● **To do**
In the copy, keep every word of the data below and none of its pictures.

(Collection entries)
========

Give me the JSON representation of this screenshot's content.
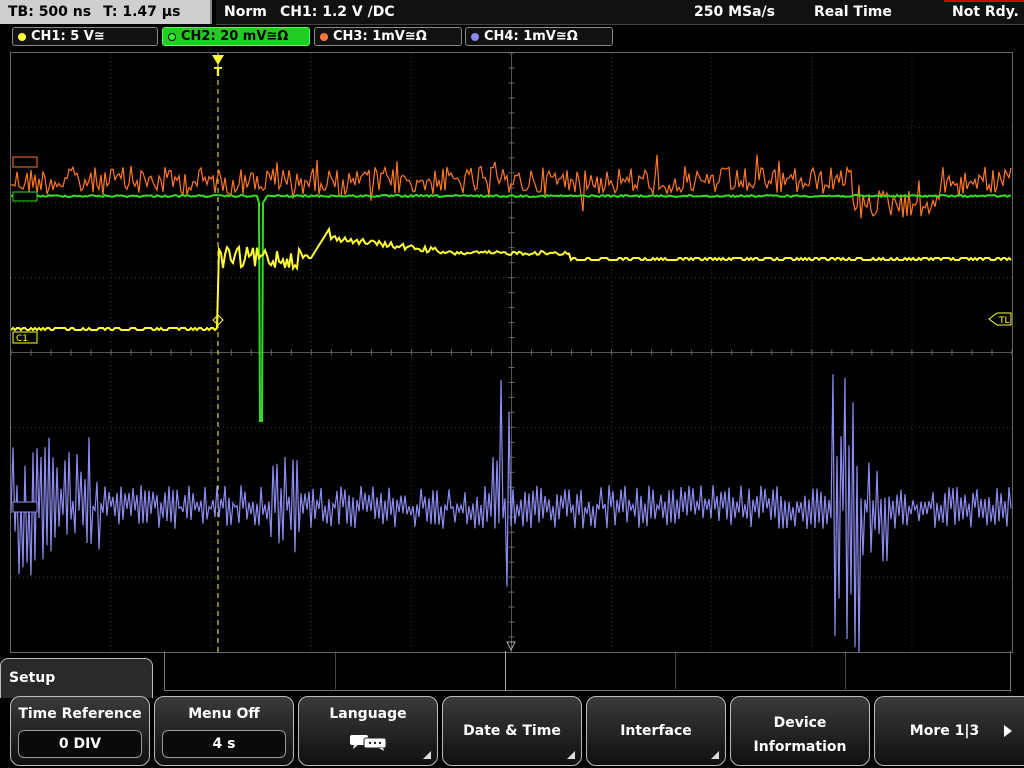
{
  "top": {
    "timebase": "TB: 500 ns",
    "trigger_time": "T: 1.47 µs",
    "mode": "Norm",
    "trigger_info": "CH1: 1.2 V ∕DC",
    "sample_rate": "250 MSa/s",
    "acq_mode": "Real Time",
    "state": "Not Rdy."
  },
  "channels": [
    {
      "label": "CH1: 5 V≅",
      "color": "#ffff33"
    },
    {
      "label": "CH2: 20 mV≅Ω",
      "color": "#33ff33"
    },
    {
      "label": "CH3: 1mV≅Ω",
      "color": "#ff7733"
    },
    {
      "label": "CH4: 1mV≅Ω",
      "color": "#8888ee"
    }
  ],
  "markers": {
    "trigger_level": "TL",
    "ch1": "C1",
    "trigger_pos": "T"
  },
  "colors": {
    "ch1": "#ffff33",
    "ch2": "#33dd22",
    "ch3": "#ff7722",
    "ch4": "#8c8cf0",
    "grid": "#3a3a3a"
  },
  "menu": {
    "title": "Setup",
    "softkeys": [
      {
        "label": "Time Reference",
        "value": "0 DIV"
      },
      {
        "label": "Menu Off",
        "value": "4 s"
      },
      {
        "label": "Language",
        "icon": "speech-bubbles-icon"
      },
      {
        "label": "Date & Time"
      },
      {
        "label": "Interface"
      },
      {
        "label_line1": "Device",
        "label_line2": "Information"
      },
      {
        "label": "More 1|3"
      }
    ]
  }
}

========

● **Reply to the task**
Give me the JSON representation of this screenshot's content.
{
  "top": {
    "timebase": "TB: 500 ns",
    "trigger_time": "T: 1.47 µs",
    "mode": "Norm",
    "trigger_info": "CH1: 1.2 V ∕DC",
    "sample_rate": "250 MSa/s",
    "acq_mode": "Real Time",
    "state": "Not Rdy."
  },
  "channels": [
    {
      "label": "CH1: 5 V≅",
      "color": "#ffff33"
    },
    {
      "label": "CH2: 20 mV≅Ω",
      "color": "#33ff33"
    },
    {
      "label": "CH3: 1mV≅Ω",
      "color": "#ff7733"
    },
    {
      "label": "CH4: 1mV≅Ω",
      "color": "#8888ee"
    }
  ],
  "markers": {
    "trigger_level": "TL",
    "ch1": "C1",
    "trigger_pos": "T"
  },
  "colors": {
    "ch1": "#ffff33",
    "ch2": "#33dd22",
    "ch3": "#ff7722",
    "ch4": "#8c8cf0",
    "grid": "#3a3a3a"
  },
  "menu": {
    "title": "Setup",
    "softkeys": [
      {
        "label": "Time Reference",
        "value": "0 DIV"
      },
      {
        "label": "Menu Off",
        "value": "4 s"
      },
      {
        "label": "Language",
        "icon": "speech-bubbles-icon"
      },
      {
        "label": "Date & Time"
      },
      {
        "label": "Interface"
      },
      {
        "label_line1": "Device",
        "label_line2": "Information"
      },
      {
        "label": "More 1|3"
      }
    ]
  }
}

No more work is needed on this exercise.